A kettuvallam is about 67 feet in length and has a width of around 13 feet in the middle. The materials that go into the making are local and ecofriendly; bamboo poles, coconut fibre, ropes, bamboo mats, carpets etc. The main wood used is "Anjili" (Artocarpus hirsuta). There are houseboats with fully furnished single room, double room and triple rooms.

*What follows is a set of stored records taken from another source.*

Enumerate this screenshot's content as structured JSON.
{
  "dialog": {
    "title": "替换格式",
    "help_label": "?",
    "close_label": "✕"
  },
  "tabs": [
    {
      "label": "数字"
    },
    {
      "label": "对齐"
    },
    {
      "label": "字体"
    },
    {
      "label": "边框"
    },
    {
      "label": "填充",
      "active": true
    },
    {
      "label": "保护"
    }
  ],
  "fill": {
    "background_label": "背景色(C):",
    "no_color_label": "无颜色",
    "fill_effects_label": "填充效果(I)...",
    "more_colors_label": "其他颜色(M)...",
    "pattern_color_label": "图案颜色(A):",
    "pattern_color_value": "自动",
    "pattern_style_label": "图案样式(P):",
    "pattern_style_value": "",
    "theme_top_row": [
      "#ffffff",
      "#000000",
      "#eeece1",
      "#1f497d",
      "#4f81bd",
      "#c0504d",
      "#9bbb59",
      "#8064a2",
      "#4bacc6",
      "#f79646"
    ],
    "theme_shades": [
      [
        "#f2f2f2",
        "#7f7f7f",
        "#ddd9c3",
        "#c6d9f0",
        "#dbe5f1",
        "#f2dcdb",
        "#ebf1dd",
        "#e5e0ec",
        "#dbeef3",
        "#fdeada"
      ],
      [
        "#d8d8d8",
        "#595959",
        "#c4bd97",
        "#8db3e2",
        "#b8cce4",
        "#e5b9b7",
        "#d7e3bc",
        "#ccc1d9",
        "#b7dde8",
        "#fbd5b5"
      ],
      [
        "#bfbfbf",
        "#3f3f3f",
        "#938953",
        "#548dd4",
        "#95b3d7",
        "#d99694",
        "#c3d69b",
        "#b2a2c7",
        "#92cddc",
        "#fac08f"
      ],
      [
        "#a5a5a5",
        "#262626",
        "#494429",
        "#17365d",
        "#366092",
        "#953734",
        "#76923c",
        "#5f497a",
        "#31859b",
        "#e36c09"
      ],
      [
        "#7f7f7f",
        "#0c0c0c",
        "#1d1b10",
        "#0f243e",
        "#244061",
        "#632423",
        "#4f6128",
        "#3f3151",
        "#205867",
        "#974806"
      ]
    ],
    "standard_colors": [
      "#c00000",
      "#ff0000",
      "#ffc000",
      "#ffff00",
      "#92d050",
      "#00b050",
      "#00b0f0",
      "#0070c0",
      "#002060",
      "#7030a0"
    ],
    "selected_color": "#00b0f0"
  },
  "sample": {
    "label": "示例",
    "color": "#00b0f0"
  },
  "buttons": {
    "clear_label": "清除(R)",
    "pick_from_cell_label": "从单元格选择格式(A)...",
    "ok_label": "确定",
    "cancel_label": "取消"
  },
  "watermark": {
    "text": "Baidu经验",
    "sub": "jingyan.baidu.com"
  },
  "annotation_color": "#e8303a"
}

The hull is a series of wooden planks, long cut and carved, tied together using coir with coconut fibers stuffed in between.The hull which is made of hundreds of fine but heavy-duty planks of jack-wood is held together absolutely by coir knots (not a single nail is used). This framework is then coated with a caustic black resin extracted from boiled cashew kernels. And it lasts for generations.The kettuvallam is motorised and is steered in deep waters by means of oars. Long bamboo poles or 'punts' are used to propel in shadow areas. Bamboo beams sprouting off on the sides are used as foot holds for the same. Bamboo is used for the framework of the roof and splits of bamboo are used for weaving mat for roofing.
Basically the kettuvallam was designed to transport cargo and as such many design changes had to be made to make it a tourist vehicle. The height of the roof was increased to get sufficient headroom. A plank was laid all through the length to reduce the disadvantages of the curved shape of the hull for walking and comfortable seating. Windows and other openings were provided for light, airflow and view. The entrance is provided in the centre of the linear axis with a top hung panel.

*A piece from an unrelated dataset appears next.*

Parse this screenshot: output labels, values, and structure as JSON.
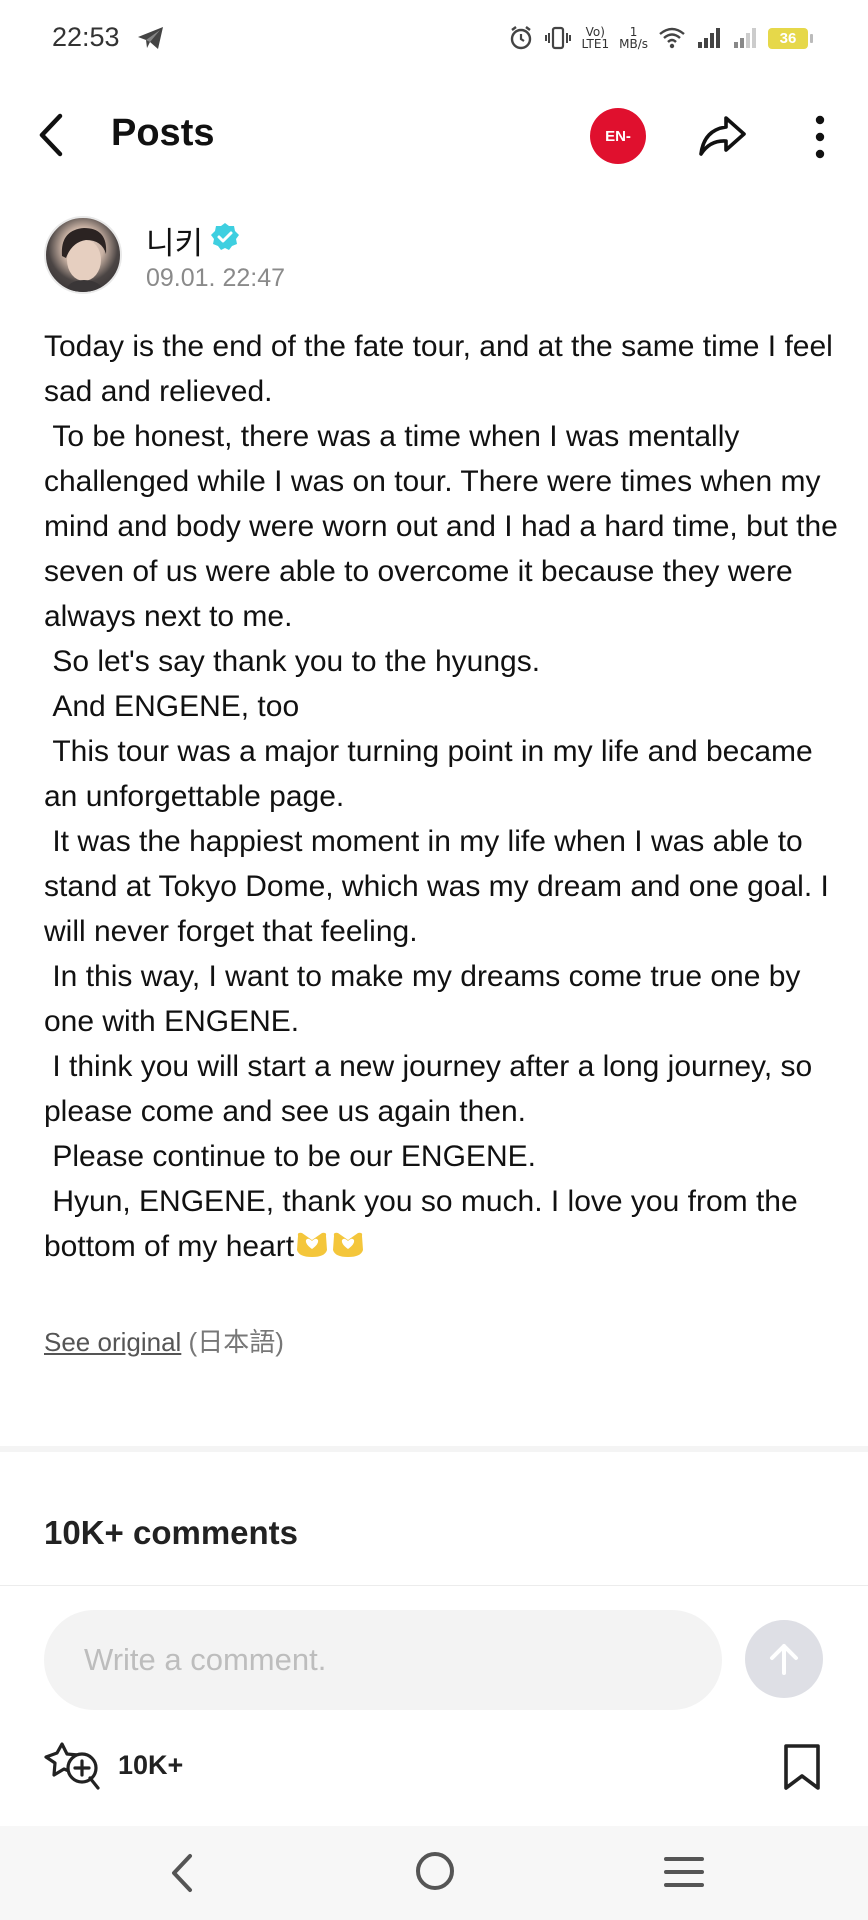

Most of the latest designs have incorporated 3 bedrooms with toilets, a living space and kitchen. There, of course, are variations. Some have a lesser number of bedrooms but with a large living space and maybe a deck balcony at the roof level. Normally, the platforms that cantilever from the hull are used as balconies. Innovative changes have been made to accommodate modern fittings. For fixing the toilet seats, shower tray and ceramic floor finish a concrete slab is laid at the floor level. The soil outlets of the toilet seats are taken through the hull and let out to the flowing water beneath. The water for use is stored in a plastic tank kept at the top portion of the main body connecting to the kitchen and toilets. The pipes, tank and other synthetic materials are covered with coir or panambu to maintain the aesthetic quality of the eco-friendly materials.

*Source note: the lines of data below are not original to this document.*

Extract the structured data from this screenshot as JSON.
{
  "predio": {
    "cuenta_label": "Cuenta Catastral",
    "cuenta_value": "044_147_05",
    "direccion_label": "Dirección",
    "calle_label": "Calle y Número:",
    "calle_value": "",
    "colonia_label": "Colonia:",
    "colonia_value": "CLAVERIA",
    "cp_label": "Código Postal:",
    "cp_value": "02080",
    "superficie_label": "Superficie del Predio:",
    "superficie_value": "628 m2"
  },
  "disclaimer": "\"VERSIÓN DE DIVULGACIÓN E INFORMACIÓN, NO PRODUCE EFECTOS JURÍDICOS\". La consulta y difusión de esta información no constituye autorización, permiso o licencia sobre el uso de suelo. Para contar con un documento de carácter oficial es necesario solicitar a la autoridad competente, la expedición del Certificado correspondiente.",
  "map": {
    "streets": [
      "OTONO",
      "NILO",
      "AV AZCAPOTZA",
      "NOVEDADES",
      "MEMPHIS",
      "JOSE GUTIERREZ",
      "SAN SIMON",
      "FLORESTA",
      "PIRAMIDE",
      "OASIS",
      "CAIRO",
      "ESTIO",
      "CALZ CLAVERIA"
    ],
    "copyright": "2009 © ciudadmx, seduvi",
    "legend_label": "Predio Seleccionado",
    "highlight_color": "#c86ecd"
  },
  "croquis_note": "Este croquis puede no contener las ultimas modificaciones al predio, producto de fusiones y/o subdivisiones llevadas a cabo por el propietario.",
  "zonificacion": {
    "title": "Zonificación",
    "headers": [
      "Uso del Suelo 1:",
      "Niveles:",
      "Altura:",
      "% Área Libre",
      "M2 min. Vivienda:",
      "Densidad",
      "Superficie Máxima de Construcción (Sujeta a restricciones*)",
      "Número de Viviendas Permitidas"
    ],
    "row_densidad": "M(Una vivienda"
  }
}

Modern house boats have been designed to meet the Green Palm/Gold Star Certifications by the Department of Tourism, Government of Kerala, which has recently enacted regulations, stipulating the standards of Kerala houseboats or Kettuvallams.